Exercise: A key part of managing your PCOS

by | Sep 11, 2017 | Exercise

Exercise is important for everyone but is particularly important if you have PCOS. Regular exercise will help you to achieve and maintain a healthy weight and also improves insulin resistance and reduces diabetes, heart disease and cancer risk.

Exercising regularly also lifts your mood, reduces anxiety and depression, increases strength and flexibility, improves fitness and gives you more energy to get through the day. Plenty of good reasons to get started!

What Should I Do and How Much?

  • Ideally you should try to fit in some activity on most days. Research has shown that just 30 minutes of moderate-intensity exercise can help improve your health, in particular reducing your risk of heart disease and diabetes. This 30 minutes can even be broken down into 2 sessions of 15 minutes or 3 sessions of 10 minutes and you will still see benefits.
  • For weight loss, however, it may be a different story, particularly for women. Some research suggests that many women need to exercise for up to an hour each day to assist with weight loss.
  • While aerobic exercise is generally thought of as the most effective for ‘fat-burning’, combining aerobic exercise with resistance training may give you even better results.
  • Including high intensity intervals in your exercise program can produce better results for fat loss and improving insulin resistance – this means building in short bursts of high intensity exercise throughout your workout
  • Resistance training (also called strength training or weight training) helps to build muscle and increase your metabolism, assisting with weight loss. There’s also research to show the benefits of resistance training for improving insulin resistance, improving blood glucose levels in people with diabetes and reducing cardiovascular risk factors.
  • A balanced exercise plan will include aerobic, resistance and flexibility/stretching exercises and is likely to get you the best results.
  • Variety is important if you want to see results, as the body becomes efficient at anything it does repeatedly and after a while you stop seeing the results you initially got by doing what you are doing now.

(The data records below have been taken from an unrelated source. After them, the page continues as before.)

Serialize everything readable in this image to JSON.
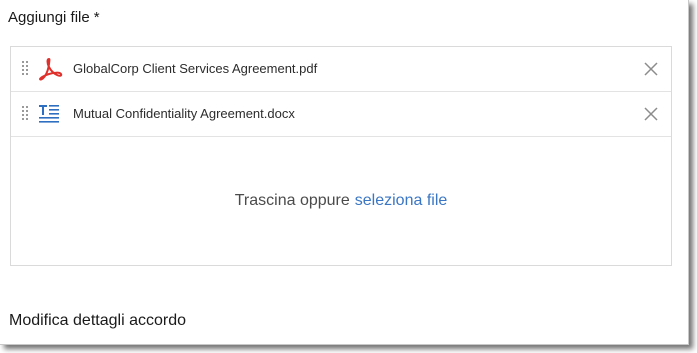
{
  "add_files": {
    "title": "Aggiungi file",
    "required_marker": "*"
  },
  "files": [
    {
      "name": "GlobalCorp Client Services Agreement.pdf",
      "icon": "pdf-icon",
      "icon_color": "#e0302c"
    },
    {
      "name": "Mutual Confidentiality Agreement.docx",
      "icon": "document-text-icon",
      "icon_color": "#2f6fc2"
    }
  ],
  "drop_zone": {
    "prompt": "Trascina oppure",
    "link": "seleziona file"
  },
  "agreement_details": {
    "title": "Modifica dettagli accordo"
  },
  "colors": {
    "link": "#3a76c4",
    "border": "#dadada",
    "text": "#2c2c2c"
  }
}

If you have PCOS and need more help getting started with exercise, speak to your doctor about getting a referral to an Accredited Exercise Physiologist who can help to develop an exercise program specific to your needs.